Amount Of Opioids Prescribed In U.S. Is Falling, But That’s Where The Good News Ends
Scientists say there are still "too many people getting medicine at too high a level and for too long."
The New York Times:
Opioid Prescriptions Fall After 2010 Peak, C.D.C. Report Finds
The amount of opioid painkillers prescribed in the United States peaked in 2010, a new federal analysis has found, with prescriptions for higher, more dangerous doses dropping most sharply — by 41 percent — since then.

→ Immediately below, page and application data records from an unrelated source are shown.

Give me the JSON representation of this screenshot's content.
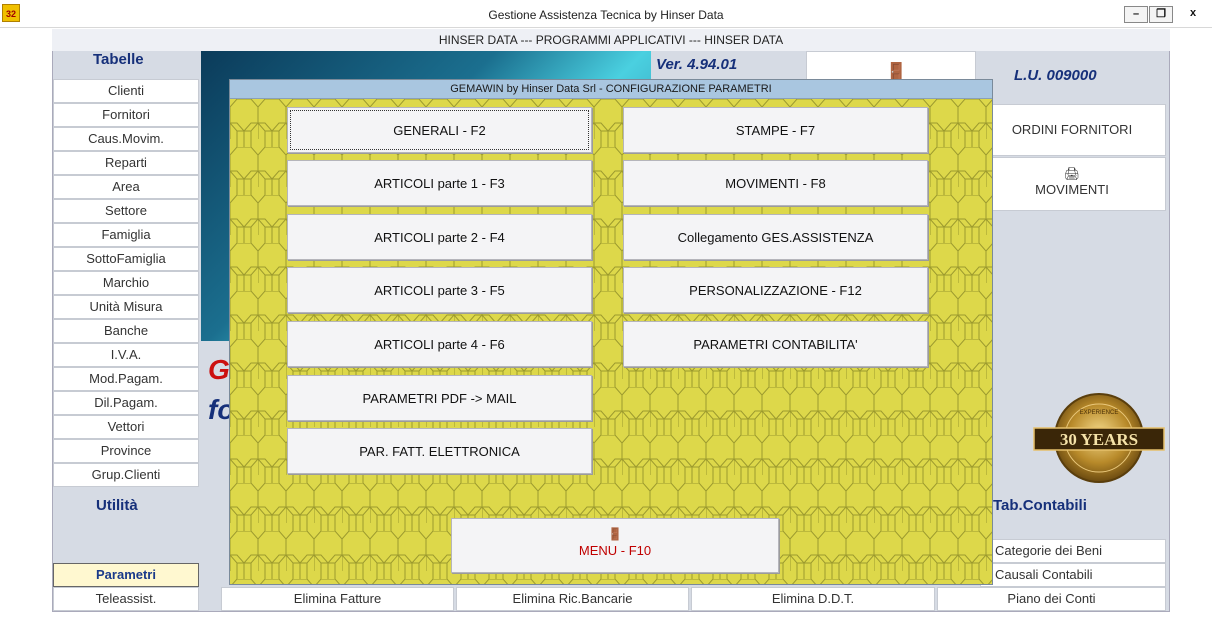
{
  "window": {
    "icon_text": "32",
    "title": "Gestione Assistenza Tecnica by Hinser Data",
    "minimize": "–",
    "restore": "❐",
    "close": "x"
  },
  "app": {
    "subtitle": "HINSER DATA --- PROGRAMMI APPLICATIVI --- HINSER DATA",
    "version": "Ver. 4.94.01",
    "lu": "L.U. 009000",
    "exit_icon": "🚪",
    "big_letter_1": "G",
    "big_letter_2": "fo",
    "badge_text": "30 YEARS",
    "badge_sub": "EXPERIENCE"
  },
  "left": {
    "tabelle_title": "Tabelle",
    "items": [
      "Clienti",
      "Fornitori",
      "Caus.Movim.",
      "Reparti",
      "Area",
      "Settore",
      "Famiglia",
      "SottoFamiglia",
      "Marchio",
      "Unità Misura",
      "Banche",
      "I.V.A.",
      "Mod.Pagam.",
      "Dil.Pagam.",
      "Vettori",
      "Province",
      "Grup.Clienti"
    ],
    "utilita_title": "Utilità",
    "parametri": "Parametri",
    "teleassist": "Teleassist."
  },
  "right": {
    "ordini": "ORDINI FORNITORI",
    "movimenti_icon": "🖨",
    "movimenti": "MOVIMENTI",
    "tab_contabili_title": "Tab.Contabili",
    "categorie": "Categorie dei Beni",
    "causali": "Causali Contabili",
    "piano": "Piano dei Conti"
  },
  "bottom": {
    "elimina_fatture": "Elimina Fatture",
    "elimina_ric": "Elimina Ric.Bancarie",
    "elimina_ddt": "Elimina D.D.T."
  },
  "dialog": {
    "title": "GEMAWIN by Hinser Data Srl - CONFIGURAZIONE PARAMETRI",
    "left_buttons": [
      "GENERALI - F2",
      "ARTICOLI parte 1 - F3",
      "ARTICOLI parte 2 - F4",
      "ARTICOLI parte 3 - F5",
      "ARTICOLI parte 4 - F6",
      "PARAMETRI PDF -> MAIL",
      "PAR. FATT. ELETTRONICA"
    ],
    "right_buttons": [
      "STAMPE - F7",
      "MOVIMENTI - F8",
      "Collegamento GES.ASSISTENZA",
      "PERSONALIZZAZIONE - F12",
      "PARAMETRI CONTABILITA'"
    ],
    "menu_icon": "🚪",
    "menu_label": "MENU - F10"
  },
  "colors": {
    "dialog_bg": "#ddd84a",
    "hex_line": "#9c9a2e",
    "title_bar": "#a9c6e0",
    "accent_blue": "#16307a",
    "accent_red": "#cc1010"
  }
}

But the analysis, by the federal Centers for Disease Control and Prevention, also found that the prescribing rate in 2015 remained three times as high as in 1999, when the nation’s problem with opioid addiction was just getting started. (Goodnough, 7/6)
Los Angeles Times:
In Rural America, Opioid Prescriptions Continue To Flow, New CDC Report Shows
The CDC’s comprehensive report offers a mixed picture of progress in a national effort to reduce the availability of the prescription painkillers, which have been implicated in roughly half of the nation’s 33,000 opioid-related overdose deaths last year. (Healy, 7/6)